“Alright, let me see that swanky card of yours. Oh, wow. There it is. Wait, nevermind. I take back the swanky part.”
“Whoa, whoa, whoa. What’s wrong with the card?”
“No, it’s alright. It’s very...fresh.”
“Alex! Come on, we’ve gotta get out of here or else we’re going to be stuck all night.”
“One sec, Owen.”
“You give me a call, okay? No bullshit, just music.”
“Alright, I will. No bullshit, just music."
"Cheers to that."
With one of his best friends who had recently quit his 9-5 in exchange for being dubbed tour media consultant, he was off on a small self-set tour in the UK. The following came from the single, playing impromptu shows and the connections he has made with fellow UK musicians. All of that allows him to get some gigs in while he's currently in this state of musical limbo. The night before he and Owen find themselves an empty parking lot and sleep in the car, only to be woken up at 5 AM with a loud tap on the window with security exclaiming that they had to leave the premise or else there would be consequences. A few hours later, and here they were. At a dingy bar in a sketchy area, but hey, there was free popcorn and each performer got one free drink.
When it comes down to Alex’s turn, he knows time is precious so he makes sure not to waste it. “How’s everyone doing tonight? My name’s Alex, I’m going to be playing some songs for you, hopefully you enjoy. If you do, that’s cool. Owen is in the back over there selling CD’s. Say hi, Owen.” Owen waved. "If you don’t, well, I get three songs tonight anyway so you’re going to have to endure me for the time being. So, yeah. Enough of that, let’s get on with it.” He plays two songs and finally goes to his last, which was You Need Me, I Don’t Need You. A song that has been reworked over the years until the final edit makes the album, three years later. “This is for all the assholes who try and bring you down. Fuck ‘em.”
He gets lost in the music, paying attention to the loop cues but also keeping himself completely in touch with the moment as it goes on. He doesn’t notice the people who, quite honestly, were not really paying attention to him. Most of them are too drunk to care but there are the two girls who start whistling and clapping along, the bartender who nods his head while making drinks and the older woman who sways. The only time his concentration breaks, for just a second, is when someone laughs loudly.

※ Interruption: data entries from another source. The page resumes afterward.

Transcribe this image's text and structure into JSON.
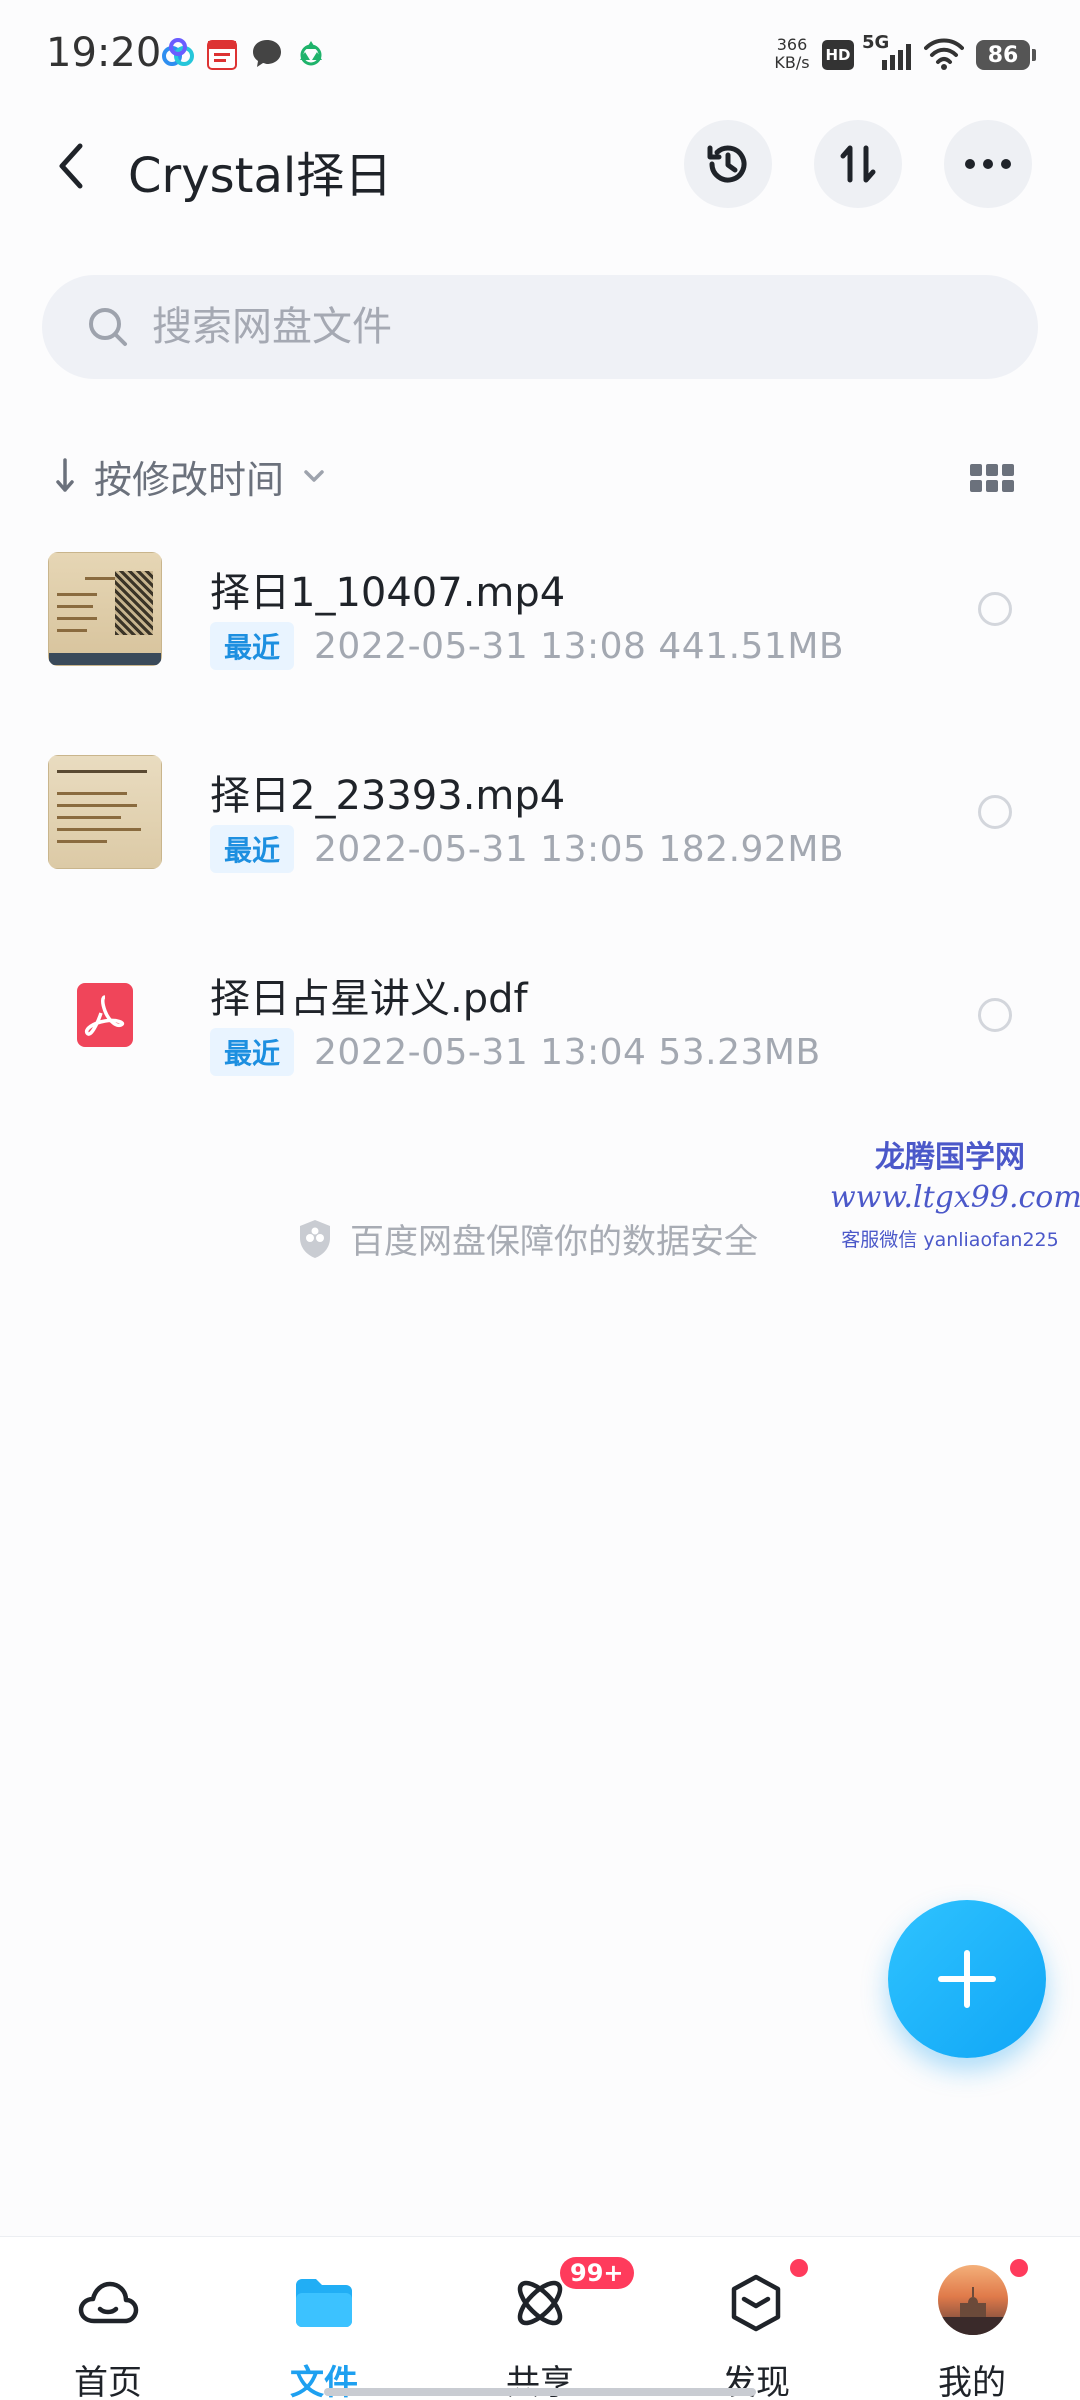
{
  "status_bar": {
    "time": "19:20",
    "net_speed_value": "366",
    "net_speed_unit": "KB/s",
    "hd_label": "HD",
    "network_label": "5G",
    "battery": "86"
  },
  "header": {
    "title": "Crystal择日"
  },
  "search": {
    "placeholder": "搜索网盘文件"
  },
  "sort": {
    "label": "按修改时间"
  },
  "files": [
    {
      "name": "择日1_10407.mp4",
      "tag": "最近",
      "meta": "2022-05-31  13:08   441.51MB",
      "type": "video"
    },
    {
      "name": "择日2_23393.mp4",
      "tag": "最近",
      "meta": "2022-05-31  13:05   182.92MB",
      "type": "video"
    },
    {
      "name": "择日占星讲义.pdf",
      "tag": "最近",
      "meta": "2022-05-31  13:04   53.23MB",
      "type": "pdf"
    }
  ],
  "footer": {
    "safety_text": "百度网盘保障你的数据安全"
  },
  "watermark": {
    "line1": "龙腾国学网",
    "line2": "www.ltgx99.com",
    "line3": "客服微信 yanliaofan225"
  },
  "nav": {
    "items": [
      {
        "label": "首页",
        "icon": "cloud-icon"
      },
      {
        "label": "文件",
        "icon": "folder-icon"
      },
      {
        "label": "共享",
        "icon": "atom-icon"
      },
      {
        "label": "发现",
        "icon": "cube-icon"
      },
      {
        "label": "我的",
        "icon": "avatar"
      }
    ],
    "share_badge": "99+"
  },
  "colors": {
    "accent": "#1ea0f0",
    "badge": "#ff3b5c",
    "pdf": "#f0455a"
  }
}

The space was small enough so he could see who it was, some fucker with a pint, but he soon closes his eyes to get back in the moment until his time is up. He thanks the crowd and gets offstage to go claim his free drink.
That’s when the asshole who laughed comes up to him and initially he just doesn't want to have any part of the conversation. He's really in the mood for some heckler to tell him that his routine is too boring, too slow, too acoustic. He's heard it all before. Oh, wait. Now he's getting a name. He's part of a management company. Just the idea of it all is enough to make him take a step back and reaffirm his stance on doing this whole thing by himself for a little while. He's doing alright, he enjoys these small tours playing in random gigs all over the area. He doesn’t need some hotshot know-it-all representing him when he could very well represent himself.
Wait, this guy knows his stuff.
Wait, he’s a music lover.
Wait, maybe this could work.
No bullshit, just music.
He likes the sound of that.